» Data extract
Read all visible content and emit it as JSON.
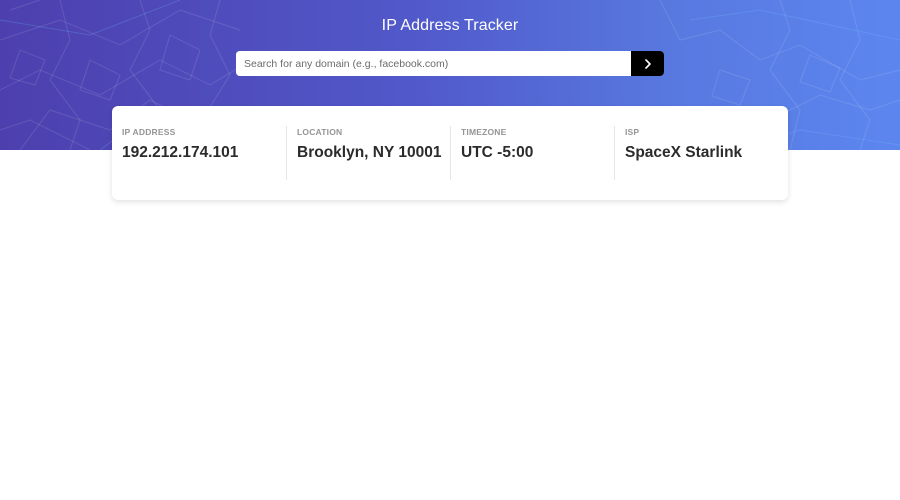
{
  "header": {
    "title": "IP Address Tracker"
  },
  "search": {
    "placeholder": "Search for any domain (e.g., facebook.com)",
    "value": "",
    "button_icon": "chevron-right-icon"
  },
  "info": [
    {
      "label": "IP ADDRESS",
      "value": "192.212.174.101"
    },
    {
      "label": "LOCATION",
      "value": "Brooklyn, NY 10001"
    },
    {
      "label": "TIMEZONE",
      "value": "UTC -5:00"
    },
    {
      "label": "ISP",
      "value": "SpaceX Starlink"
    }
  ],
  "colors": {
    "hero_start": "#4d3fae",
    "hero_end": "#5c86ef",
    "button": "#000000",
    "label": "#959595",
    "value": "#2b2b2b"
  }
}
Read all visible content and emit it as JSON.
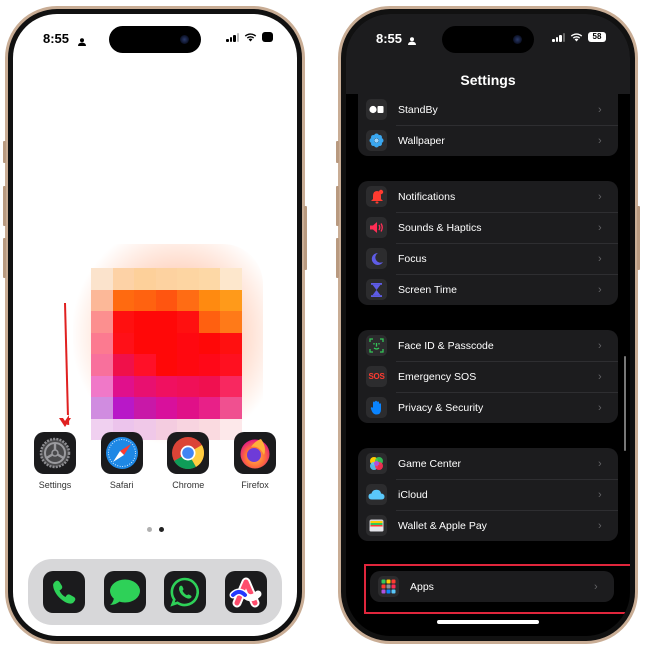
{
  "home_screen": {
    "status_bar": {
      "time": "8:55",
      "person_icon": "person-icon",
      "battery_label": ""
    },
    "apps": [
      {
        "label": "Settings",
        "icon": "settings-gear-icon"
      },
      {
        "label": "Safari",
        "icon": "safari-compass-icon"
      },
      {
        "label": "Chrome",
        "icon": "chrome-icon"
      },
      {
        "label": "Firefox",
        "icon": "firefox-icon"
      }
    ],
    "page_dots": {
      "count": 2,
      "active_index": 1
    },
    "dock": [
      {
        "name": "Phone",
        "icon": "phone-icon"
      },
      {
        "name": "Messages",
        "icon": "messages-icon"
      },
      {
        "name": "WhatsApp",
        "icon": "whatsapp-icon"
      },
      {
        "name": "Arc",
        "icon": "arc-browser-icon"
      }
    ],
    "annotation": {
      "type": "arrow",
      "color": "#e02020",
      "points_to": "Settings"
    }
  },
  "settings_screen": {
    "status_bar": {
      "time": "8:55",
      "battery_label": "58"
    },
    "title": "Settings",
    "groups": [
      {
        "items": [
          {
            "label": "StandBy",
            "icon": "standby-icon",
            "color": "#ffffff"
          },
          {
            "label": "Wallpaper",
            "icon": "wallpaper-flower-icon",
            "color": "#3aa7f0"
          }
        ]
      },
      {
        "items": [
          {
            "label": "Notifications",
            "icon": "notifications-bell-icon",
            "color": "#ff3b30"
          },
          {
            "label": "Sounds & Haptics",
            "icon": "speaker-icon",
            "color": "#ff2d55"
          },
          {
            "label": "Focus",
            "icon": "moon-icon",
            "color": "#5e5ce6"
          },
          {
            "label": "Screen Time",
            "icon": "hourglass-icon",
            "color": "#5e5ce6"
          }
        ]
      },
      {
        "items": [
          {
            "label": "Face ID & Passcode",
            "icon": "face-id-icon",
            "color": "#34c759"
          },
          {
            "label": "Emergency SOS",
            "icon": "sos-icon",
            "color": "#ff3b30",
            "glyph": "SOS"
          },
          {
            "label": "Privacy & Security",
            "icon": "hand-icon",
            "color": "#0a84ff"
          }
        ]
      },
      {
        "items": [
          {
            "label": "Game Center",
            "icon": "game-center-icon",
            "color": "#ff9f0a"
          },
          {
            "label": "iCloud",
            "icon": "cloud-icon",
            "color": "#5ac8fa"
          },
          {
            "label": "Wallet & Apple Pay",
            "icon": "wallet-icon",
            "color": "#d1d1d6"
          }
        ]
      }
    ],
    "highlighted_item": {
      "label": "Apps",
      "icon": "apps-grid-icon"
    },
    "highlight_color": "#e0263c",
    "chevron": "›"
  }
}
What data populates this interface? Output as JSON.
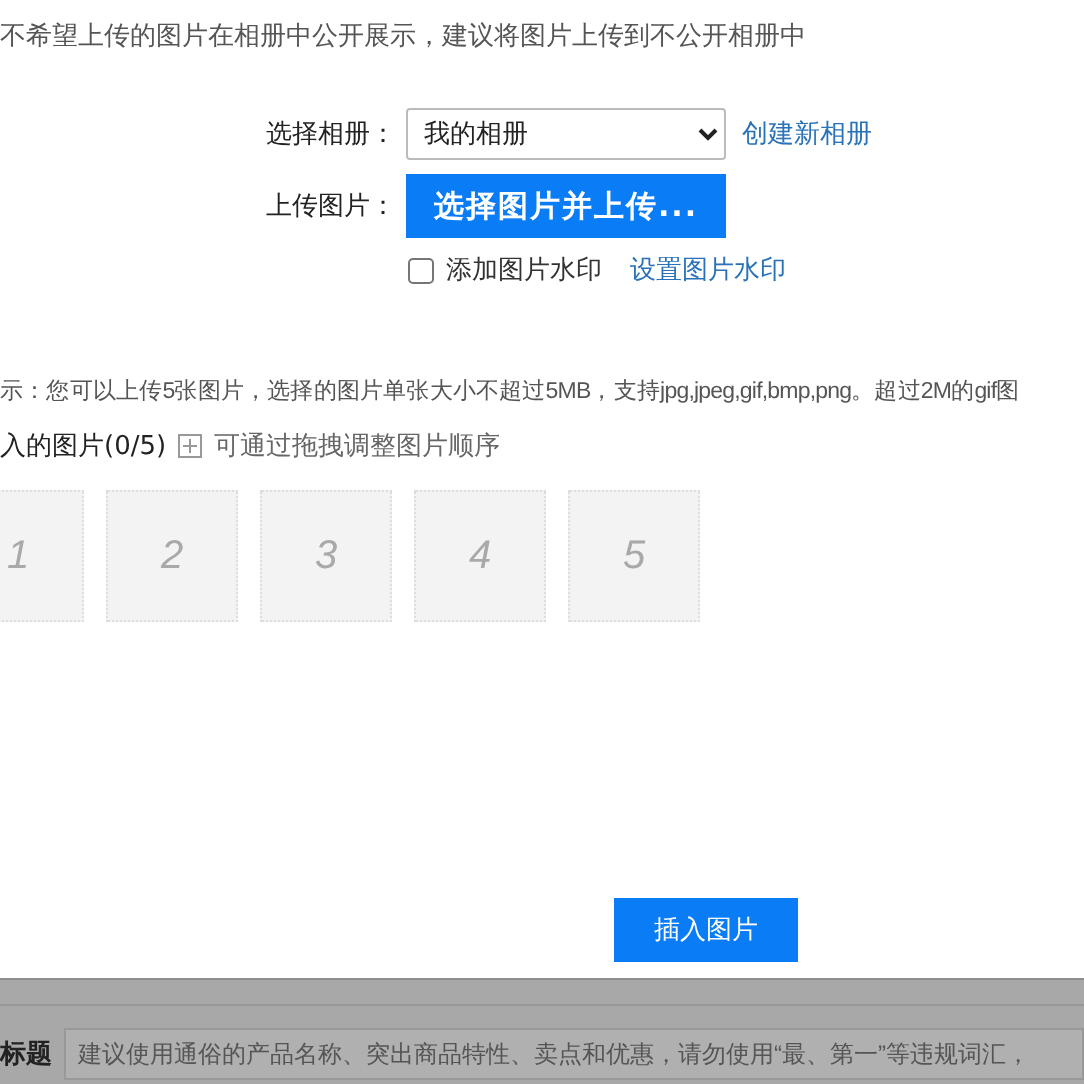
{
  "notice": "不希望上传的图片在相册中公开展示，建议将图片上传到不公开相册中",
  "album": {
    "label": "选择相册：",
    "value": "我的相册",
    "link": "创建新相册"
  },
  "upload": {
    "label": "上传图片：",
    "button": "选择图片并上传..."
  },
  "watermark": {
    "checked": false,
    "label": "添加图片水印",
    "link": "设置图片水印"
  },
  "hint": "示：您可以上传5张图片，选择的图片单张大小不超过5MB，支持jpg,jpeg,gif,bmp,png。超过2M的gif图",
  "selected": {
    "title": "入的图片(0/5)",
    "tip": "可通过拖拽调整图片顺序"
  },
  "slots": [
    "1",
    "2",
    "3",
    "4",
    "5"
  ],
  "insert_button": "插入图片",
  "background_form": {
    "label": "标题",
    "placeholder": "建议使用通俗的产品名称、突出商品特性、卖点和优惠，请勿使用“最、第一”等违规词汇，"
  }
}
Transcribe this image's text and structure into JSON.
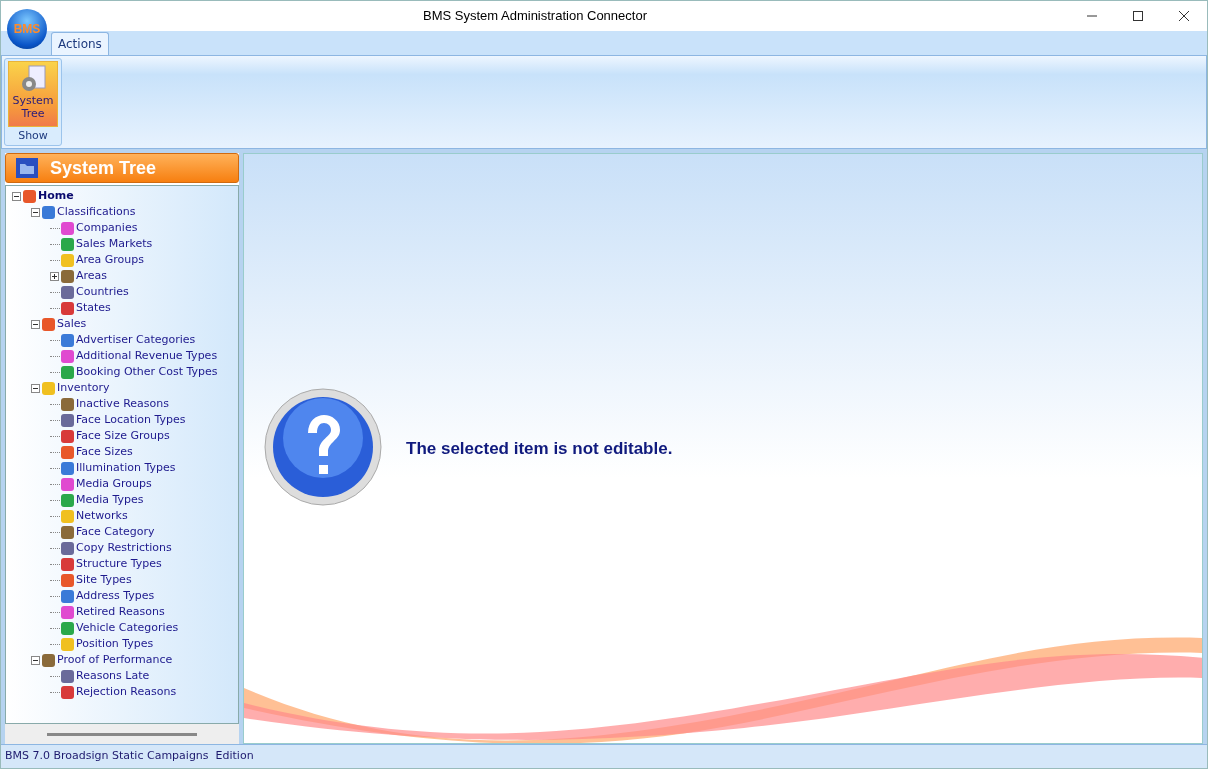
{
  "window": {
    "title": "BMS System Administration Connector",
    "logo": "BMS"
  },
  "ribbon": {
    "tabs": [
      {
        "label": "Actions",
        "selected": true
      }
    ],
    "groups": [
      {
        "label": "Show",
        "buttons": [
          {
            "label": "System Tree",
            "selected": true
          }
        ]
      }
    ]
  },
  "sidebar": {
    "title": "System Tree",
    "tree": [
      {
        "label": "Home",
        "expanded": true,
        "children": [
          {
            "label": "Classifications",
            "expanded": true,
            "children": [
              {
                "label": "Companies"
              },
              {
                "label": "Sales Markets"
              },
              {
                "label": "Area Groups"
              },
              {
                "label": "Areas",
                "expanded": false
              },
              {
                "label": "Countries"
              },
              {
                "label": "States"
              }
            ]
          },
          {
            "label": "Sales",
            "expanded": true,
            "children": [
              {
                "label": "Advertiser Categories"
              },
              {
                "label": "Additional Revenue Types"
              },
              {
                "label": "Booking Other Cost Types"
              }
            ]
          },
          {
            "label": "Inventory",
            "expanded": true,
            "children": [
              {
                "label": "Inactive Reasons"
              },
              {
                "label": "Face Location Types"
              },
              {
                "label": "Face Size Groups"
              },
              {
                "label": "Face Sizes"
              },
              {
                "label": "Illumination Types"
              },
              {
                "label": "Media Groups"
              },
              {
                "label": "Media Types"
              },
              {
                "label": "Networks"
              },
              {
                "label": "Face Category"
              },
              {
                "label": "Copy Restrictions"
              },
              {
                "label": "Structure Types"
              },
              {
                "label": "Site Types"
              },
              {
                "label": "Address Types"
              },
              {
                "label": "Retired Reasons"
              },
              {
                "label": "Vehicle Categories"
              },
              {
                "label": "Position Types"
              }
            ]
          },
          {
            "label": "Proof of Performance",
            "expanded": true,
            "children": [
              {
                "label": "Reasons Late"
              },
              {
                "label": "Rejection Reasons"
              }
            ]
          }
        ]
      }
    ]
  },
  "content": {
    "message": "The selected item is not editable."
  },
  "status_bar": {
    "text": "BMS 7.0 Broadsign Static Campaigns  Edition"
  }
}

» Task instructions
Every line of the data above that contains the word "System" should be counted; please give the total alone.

» Response box
3